Everything in the entries below should be restated exactly, except for the pictures.

· · · ·

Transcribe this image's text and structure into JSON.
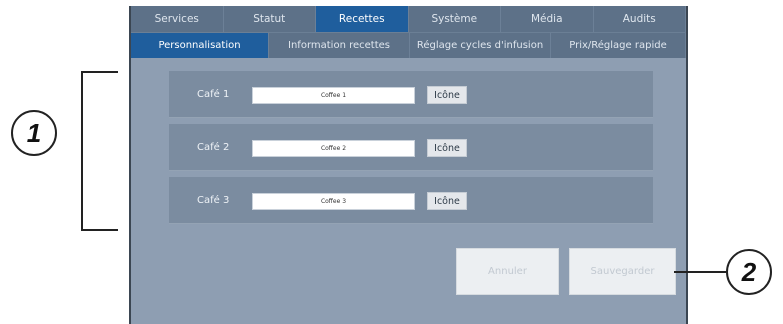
{
  "tabs_primary": [
    {
      "label": "Services",
      "active": false
    },
    {
      "label": "Statut",
      "active": false
    },
    {
      "label": "Recettes",
      "active": true
    },
    {
      "label": "Système",
      "active": false
    },
    {
      "label": "Média",
      "active": false
    },
    {
      "label": "Audits",
      "active": false
    }
  ],
  "tabs_secondary": [
    {
      "label": "Personnalisation",
      "active": true
    },
    {
      "label": "Information recettes",
      "active": false
    },
    {
      "label": "Réglage cycles d'infusion",
      "active": false
    },
    {
      "label": "Prix/Réglage rapide",
      "active": false
    }
  ],
  "coffees": [
    {
      "label": "Café 1",
      "value": "Coffee 1",
      "icon_button": "Icône"
    },
    {
      "label": "Café 2",
      "value": "Coffee 2",
      "icon_button": "Icône"
    },
    {
      "label": "Café 3",
      "value": "Coffee 3",
      "icon_button": "Icône"
    }
  ],
  "actions": {
    "cancel": "Annuler",
    "save": "Sauvegarder"
  },
  "callouts": {
    "first": "1",
    "second": "2"
  },
  "colors": {
    "active_tab": "#1f5e9d",
    "tab_bar": "#5d7188",
    "panel": "#8e9eb2"
  }
}
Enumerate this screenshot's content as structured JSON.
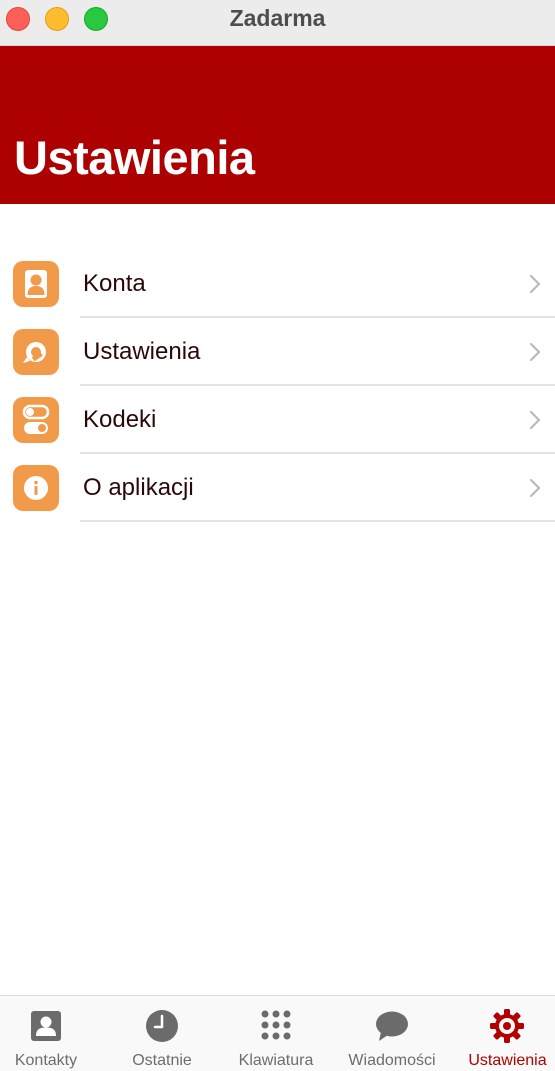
{
  "window": {
    "title": "Zadarma"
  },
  "header": {
    "title": "Ustawienia"
  },
  "colors": {
    "header_bg": "#ad0000",
    "icon_bg": "#f09a4a",
    "active_tab": "#b00000"
  },
  "settings_list": [
    {
      "label": "Konta",
      "icon": "user-icon"
    },
    {
      "label": "Ustawienia",
      "icon": "sync-icon"
    },
    {
      "label": "Kodeki",
      "icon": "toggles-icon"
    },
    {
      "label": "O aplikacji",
      "icon": "info-icon"
    }
  ],
  "tabbar": {
    "tabs": [
      {
        "label": "Kontakty",
        "icon": "contacts-icon",
        "active": false
      },
      {
        "label": "Ostatnie",
        "icon": "clock-icon",
        "active": false
      },
      {
        "label": "Klawiatura",
        "icon": "keypad-icon",
        "active": false
      },
      {
        "label": "Wiadomości",
        "icon": "chat-bubble-icon",
        "active": false
      },
      {
        "label": "Ustawienia",
        "icon": "gear-icon",
        "active": true
      }
    ]
  }
}
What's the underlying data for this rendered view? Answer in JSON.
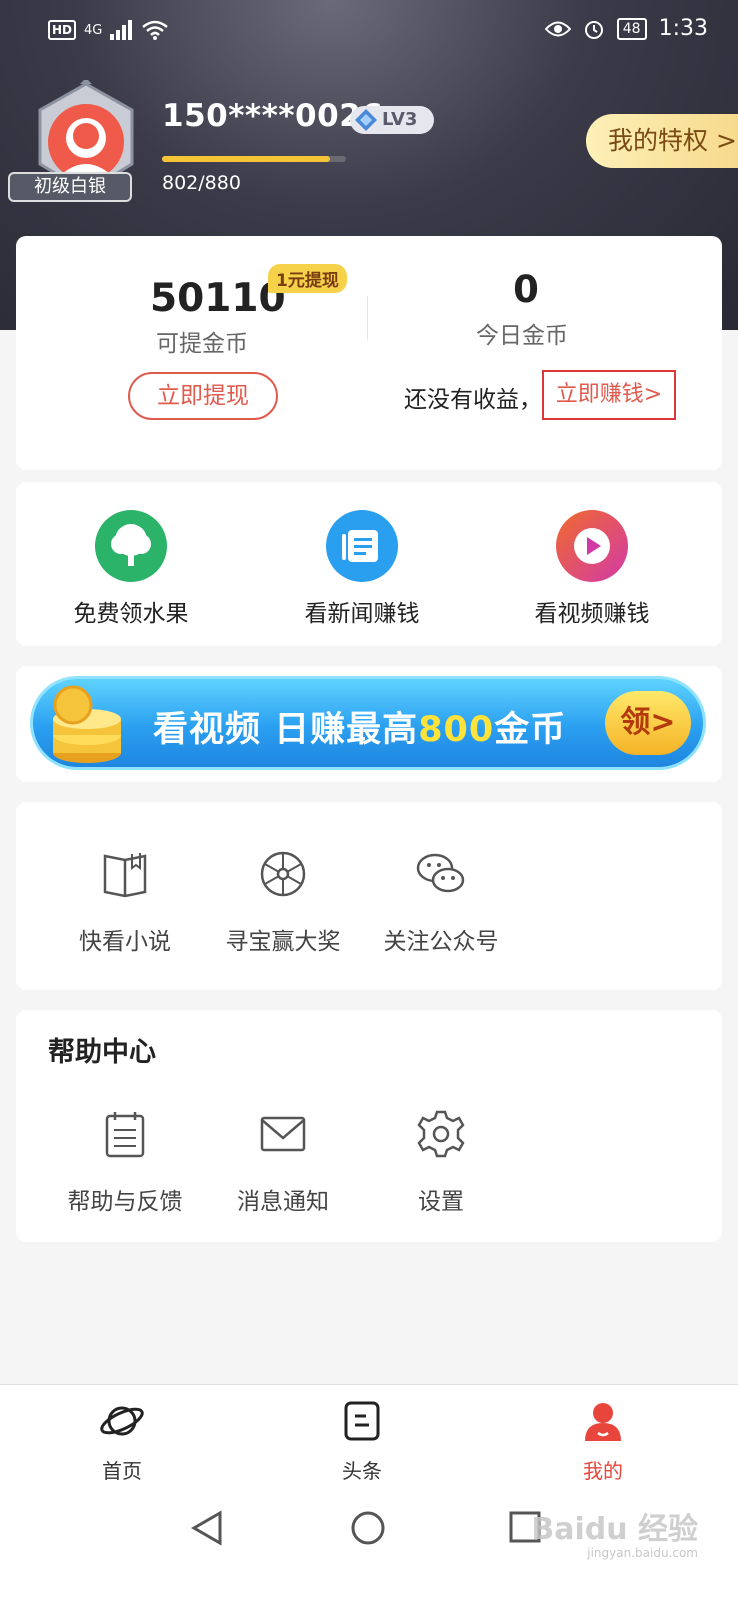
{
  "status_bar": {
    "network_hd": "HD",
    "network_gen": "4G",
    "battery": "48",
    "time": "1:33"
  },
  "profile": {
    "rank_badge": "初级白银",
    "phone": "150****0026",
    "level": "LV3",
    "exp_text": "802/880",
    "exp_progress": 0.9114,
    "privilege_button": "我的特权 >"
  },
  "coins": {
    "withdrawable_value": "50110",
    "withdraw_tag": "1元提现",
    "withdrawable_label": "可提金币",
    "today_value": "0",
    "today_label": "今日金币",
    "withdraw_button": "立即提现",
    "no_income_text": "还没有收益，",
    "earn_link": "立即赚钱>"
  },
  "tasks": [
    {
      "label": "免费领水果",
      "icon": "tree-icon",
      "color": "#2bb36a"
    },
    {
      "label": "看新闻赚钱",
      "icon": "news-icon",
      "color": "#2a9ff0"
    },
    {
      "label": "看视频赚钱",
      "icon": "play-icon",
      "color": "#e0409a"
    }
  ],
  "banner": {
    "text_before": "看视频 日赚最高",
    "highlight": "800",
    "text_after": "金币",
    "claim": "领>"
  },
  "tools": [
    {
      "label": "快看小说",
      "icon": "book-icon"
    },
    {
      "label": "寻宝赢大奖",
      "icon": "wheel-icon"
    },
    {
      "label": "关注公众号",
      "icon": "wechat-icon"
    }
  ],
  "help": {
    "title": "帮助中心",
    "items": [
      {
        "label": "帮助与反馈",
        "icon": "clipboard-icon"
      },
      {
        "label": "消息通知",
        "icon": "mail-icon"
      },
      {
        "label": "设置",
        "icon": "gear-icon"
      }
    ]
  },
  "bottom_nav": [
    {
      "label": "首页",
      "icon": "planet-icon",
      "active": false
    },
    {
      "label": "头条",
      "icon": "headline-icon",
      "active": false
    },
    {
      "label": "我的",
      "icon": "profile-icon",
      "active": true
    }
  ],
  "watermark": {
    "brand": "Baidu 经验",
    "url": "jingyan.baidu.com"
  },
  "colors": {
    "accent_red": "#e05a4e",
    "gold": "#f5c437",
    "header_dark": "#2a2a36"
  }
}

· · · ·

### Exercise response
Transcribe this image's text and structure into JSON.
{
  "tabs_primary": [
    {
      "label": "Services",
      "active": false
    },
    {
      "label": "Statut",
      "active": false
    },
    {
      "label": "Recettes",
      "active": true
    },
    {
      "label": "Système",
      "active": false
    },
    {
      "label": "Média",
      "active": false
    },
    {
      "label": "Audits",
      "active": false
    }
  ],
  "tabs_secondary": [
    {
      "label": "Personnalisation",
      "active": true
    },
    {
      "label": "Information recettes",
      "active": false
    },
    {
      "label": "Réglage cycles d'infusion",
      "active": false
    },
    {
      "label": "Prix/Réglage rapide",
      "active": false
    }
  ],
  "coffees": [
    {
      "label": "Café 1",
      "value": "Coffee 1",
      "icon_button": "Icône"
    },
    {
      "label": "Café 2",
      "value": "Coffee 2",
      "icon_button": "Icône"
    },
    {
      "label": "Café 3",
      "value": "Coffee 3",
      "icon_button": "Icône"
    }
  ],
  "actions": {
    "cancel": "Annuler",
    "save": "Sauvegarder"
  },
  "callouts": {
    "first": "1",
    "second": "2"
  },
  "colors": {
    "active_tab": "#1f5e9d",
    "tab_bar": "#5d7188",
    "panel": "#8e9eb2"
  }
}
Enumerate this screenshot's content as structured JSON.
{
  "window": {
    "title": "Zadarma"
  },
  "header": {
    "title": "Ustawienia"
  },
  "colors": {
    "header_bg": "#ad0000",
    "icon_bg": "#f09a4a",
    "active_tab": "#b00000"
  },
  "settings_list": [
    {
      "label": "Konta",
      "icon": "user-icon"
    },
    {
      "label": "Ustawienia",
      "icon": "sync-icon"
    },
    {
      "label": "Kodeki",
      "icon": "toggles-icon"
    },
    {
      "label": "O aplikacji",
      "icon": "info-icon"
    }
  ],
  "tabbar": {
    "tabs": [
      {
        "label": "Kontakty",
        "icon": "contacts-icon",
        "active": false
      },
      {
        "label": "Ostatnie",
        "icon": "clock-icon",
        "active": false
      },
      {
        "label": "Klawiatura",
        "icon": "keypad-icon",
        "active": false
      },
      {
        "label": "Wiadomości",
        "icon": "chat-bubble-icon",
        "active": false
      },
      {
        "label": "Ustawienia",
        "icon": "gear-icon",
        "active": true
      }
    ]
  }
}
What's the underlying data for this rendered view? Answer in JSON.
{
  "status_bar": {
    "network_hd": "HD",
    "network_gen": "4G",
    "battery": "48",
    "time": "1:33"
  },
  "profile": {
    "rank_badge": "初级白银",
    "phone": "150****0026",
    "level": "LV3",
    "exp_text": "802/880",
    "exp_progress": 0.9114,
    "privilege_button": "我的特权 >"
  },
  "coins": {
    "withdrawable_value": "50110",
    "withdraw_tag": "1元提现",
    "withdrawable_label": "可提金币",
    "today_value": "0",
    "today_label": "今日金币",
    "withdraw_button": "立即提现",
    "no_income_text": "还没有收益，",
    "earn_link": "立即赚钱>"
  },
  "tasks": [
    {
      "label": "免费领水果",
      "icon": "tree-icon",
      "color": "#2bb36a"
    },
    {
      "label": "看新闻赚钱",
      "icon": "news-icon",
      "color": "#2a9ff0"
    },
    {
      "label": "看视频赚钱",
      "icon": "play-icon",
      "color": "#e0409a"
    }
  ],
  "banner": {
    "text_before": "看视频 日赚最高",
    "highlight": "800",
    "text_after": "金币",
    "claim": "领>"
  },
  "tools": [
    {
      "label": "快看小说",
      "icon": "book-icon"
    },
    {
      "label": "寻宝赢大奖",
      "icon": "wheel-icon"
    },
    {
      "label": "关注公众号",
      "icon": "wechat-icon"
    }
  ],
  "help": {
    "title": "帮助中心",
    "items": [
      {
        "label": "帮助与反馈",
        "icon": "clipboard-icon"
      },
      {
        "label": "消息通知",
        "icon": "mail-icon"
      },
      {
        "label": "设置",
        "icon": "gear-icon"
      }
    ]
  },
  "bottom_nav": [
    {
      "label": "首页",
      "icon": "planet-icon",
      "active": false
    },
    {
      "label": "头条",
      "icon": "headline-icon",
      "active": false
    },
    {
      "label": "我的",
      "icon": "profile-icon",
      "active": true
    }
  ],
  "watermark": {
    "brand": "Baidu 经验",
    "url": "jingyan.baidu.com"
  },
  "colors": {
    "accent_red": "#e05a4e",
    "gold": "#f5c437",
    "header_dark": "#2a2a36"
  }
}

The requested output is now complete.